Let’s dig into it before playing the blame game, shall we?
I want everyone to know they can have success with their houseplants, but I won’t deny it does take consistency and the willingness to give your plants the specific care they need.
The most common reason houseplants die is from overwatering them. Other problems that kill plants are issues with lighting (too much or too little), not repotting when necessary, and over or under fertilization. All of these problems are directly due to human error. But, sometimes, it isn’t directly our fault because some things can’t be seen by the human eye, such as problematic tap water.
So, in some cases, all of you serial houseplant killers might just be off the hook!!
What can be problematic about tap water?
The risks posed to houseplants by certain additives are hotly debatable among plant enthusiasts. Overall, most potential issues with tap water involve chlorine, fluoride, excessively hard water, and softened water. I’ll break down specific concerns about each.
Municipalities treat water with trace amounts of chlorine to kill harmful bacteria. This is, of course, safe to drink. However, although chlorinated water likely won’t ruin your plants, some evidence indicates that it may inhibit growth to some degree.
Over time, chlorine can also kill important microbes in the soil.
Again, however, it’s highly unlikely that chlorine alone will kill or seriously hurt your plants.
Often added to water to promote healthy teeth, excessive fluoride can build up in plant tissues and cause problems. Houseplants—particularly spider plants—can be vulnerable to fluoride damage. If your plant’s leaves have brown tips, it could be from fluoride toxicity. Still, while fluoride isn’t necessarily excellent for plants, it’s probably not the culprit if your plants are dying.
Hard water contains a large amount of calcium and magnesium. While these can be good for plants in small amounts, too much can cause get trapped in the soil, resulting in leaf burn.

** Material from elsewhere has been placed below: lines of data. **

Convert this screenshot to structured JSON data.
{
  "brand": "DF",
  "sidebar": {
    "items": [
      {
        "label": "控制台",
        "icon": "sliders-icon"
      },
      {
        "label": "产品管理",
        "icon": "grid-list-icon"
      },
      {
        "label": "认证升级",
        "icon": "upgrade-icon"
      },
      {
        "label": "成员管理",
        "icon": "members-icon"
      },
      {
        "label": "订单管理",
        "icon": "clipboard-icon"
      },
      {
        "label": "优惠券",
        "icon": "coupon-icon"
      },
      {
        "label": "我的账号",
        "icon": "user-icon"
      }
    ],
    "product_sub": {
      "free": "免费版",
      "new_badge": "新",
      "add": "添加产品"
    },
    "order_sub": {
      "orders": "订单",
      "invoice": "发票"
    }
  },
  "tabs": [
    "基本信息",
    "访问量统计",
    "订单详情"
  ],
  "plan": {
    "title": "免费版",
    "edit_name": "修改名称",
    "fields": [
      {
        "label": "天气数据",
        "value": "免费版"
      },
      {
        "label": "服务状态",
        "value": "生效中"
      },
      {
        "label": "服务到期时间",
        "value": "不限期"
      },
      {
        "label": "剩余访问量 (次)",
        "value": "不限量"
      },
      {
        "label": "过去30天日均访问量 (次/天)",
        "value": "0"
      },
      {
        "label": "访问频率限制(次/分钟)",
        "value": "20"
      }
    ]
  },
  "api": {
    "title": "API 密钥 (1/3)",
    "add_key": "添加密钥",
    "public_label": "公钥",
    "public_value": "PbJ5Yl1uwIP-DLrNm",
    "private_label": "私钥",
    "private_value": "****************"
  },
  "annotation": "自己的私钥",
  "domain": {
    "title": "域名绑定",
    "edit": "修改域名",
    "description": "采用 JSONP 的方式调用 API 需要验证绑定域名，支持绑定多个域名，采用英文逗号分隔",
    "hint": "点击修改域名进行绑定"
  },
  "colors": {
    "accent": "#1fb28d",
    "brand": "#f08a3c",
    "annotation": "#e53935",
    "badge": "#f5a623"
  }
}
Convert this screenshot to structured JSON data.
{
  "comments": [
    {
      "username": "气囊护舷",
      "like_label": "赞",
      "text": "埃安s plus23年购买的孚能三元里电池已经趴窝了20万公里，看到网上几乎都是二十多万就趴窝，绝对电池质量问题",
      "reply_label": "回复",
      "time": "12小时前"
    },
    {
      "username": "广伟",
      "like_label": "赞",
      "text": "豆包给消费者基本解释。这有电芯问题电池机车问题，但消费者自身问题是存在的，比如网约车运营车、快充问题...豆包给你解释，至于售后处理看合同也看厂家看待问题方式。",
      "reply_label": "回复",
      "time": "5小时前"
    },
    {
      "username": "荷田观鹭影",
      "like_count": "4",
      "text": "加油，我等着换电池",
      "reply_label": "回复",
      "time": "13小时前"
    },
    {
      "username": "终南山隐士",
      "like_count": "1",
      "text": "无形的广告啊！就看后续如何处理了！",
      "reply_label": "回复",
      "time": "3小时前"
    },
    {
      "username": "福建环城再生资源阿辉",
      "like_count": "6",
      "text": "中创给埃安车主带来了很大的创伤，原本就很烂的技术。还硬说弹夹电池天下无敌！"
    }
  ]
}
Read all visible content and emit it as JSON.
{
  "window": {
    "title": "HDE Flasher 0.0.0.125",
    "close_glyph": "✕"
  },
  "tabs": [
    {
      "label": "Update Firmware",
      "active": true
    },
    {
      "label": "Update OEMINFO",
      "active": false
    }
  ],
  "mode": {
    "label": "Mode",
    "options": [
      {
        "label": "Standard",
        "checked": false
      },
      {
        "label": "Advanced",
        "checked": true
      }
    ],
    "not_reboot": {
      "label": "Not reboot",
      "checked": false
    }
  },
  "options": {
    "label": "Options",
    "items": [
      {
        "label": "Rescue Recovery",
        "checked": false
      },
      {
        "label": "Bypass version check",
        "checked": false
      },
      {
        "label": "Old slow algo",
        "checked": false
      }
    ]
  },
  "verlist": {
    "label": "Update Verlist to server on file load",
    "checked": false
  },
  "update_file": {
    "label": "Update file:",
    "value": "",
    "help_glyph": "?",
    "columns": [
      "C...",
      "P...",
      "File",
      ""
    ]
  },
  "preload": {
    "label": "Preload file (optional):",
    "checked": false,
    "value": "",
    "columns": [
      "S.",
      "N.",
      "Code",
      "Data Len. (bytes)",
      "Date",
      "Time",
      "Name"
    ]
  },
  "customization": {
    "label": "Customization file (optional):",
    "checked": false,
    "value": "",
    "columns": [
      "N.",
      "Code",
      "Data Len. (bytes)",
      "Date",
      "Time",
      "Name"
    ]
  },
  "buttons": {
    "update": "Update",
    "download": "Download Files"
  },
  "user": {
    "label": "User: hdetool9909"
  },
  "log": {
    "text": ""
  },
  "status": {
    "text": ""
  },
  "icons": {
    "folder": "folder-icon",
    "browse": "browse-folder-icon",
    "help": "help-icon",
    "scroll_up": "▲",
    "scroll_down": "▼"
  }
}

When water is softened, calcium and magnesium are replaced by sodium, which most plants struggle to tolerate. It can trick your plants into thinking they’ve had enough water when they have not. Unfortunately, this can result in some pretty thirsty plants.
How should I filter or treat my water?
If you know your tap water is particularly hard or chlorinated, you may want to place your water in an open container on the counter overnight before watering your plants. This way, the chlorine will naturally dissipate. Fluoride, on the other hand, will not evaporate and must be distilled out.
You can also purchase distilled water from the grocery store or purify your own at home with a Brita Pitcher or a faucet system. If you only have a few houseplants, this could be the most straightforward option.
Of course, you can purchase an entire in-home filtration system to purify your tap water.
Remember: the jury is out!
As I mentioned, the extent to which tap water can damage your houseplants is up for debate. So, I am sorry to say, but you might still be the leading cause of your houseplants’ death.
All municipal water is slightly different; this makes it hard to pinpoint precisely whether or not your tap water could be causing issues. Only you can judge your own plants and the quality of your water. For more information on understanding water quality, you can check out this link here.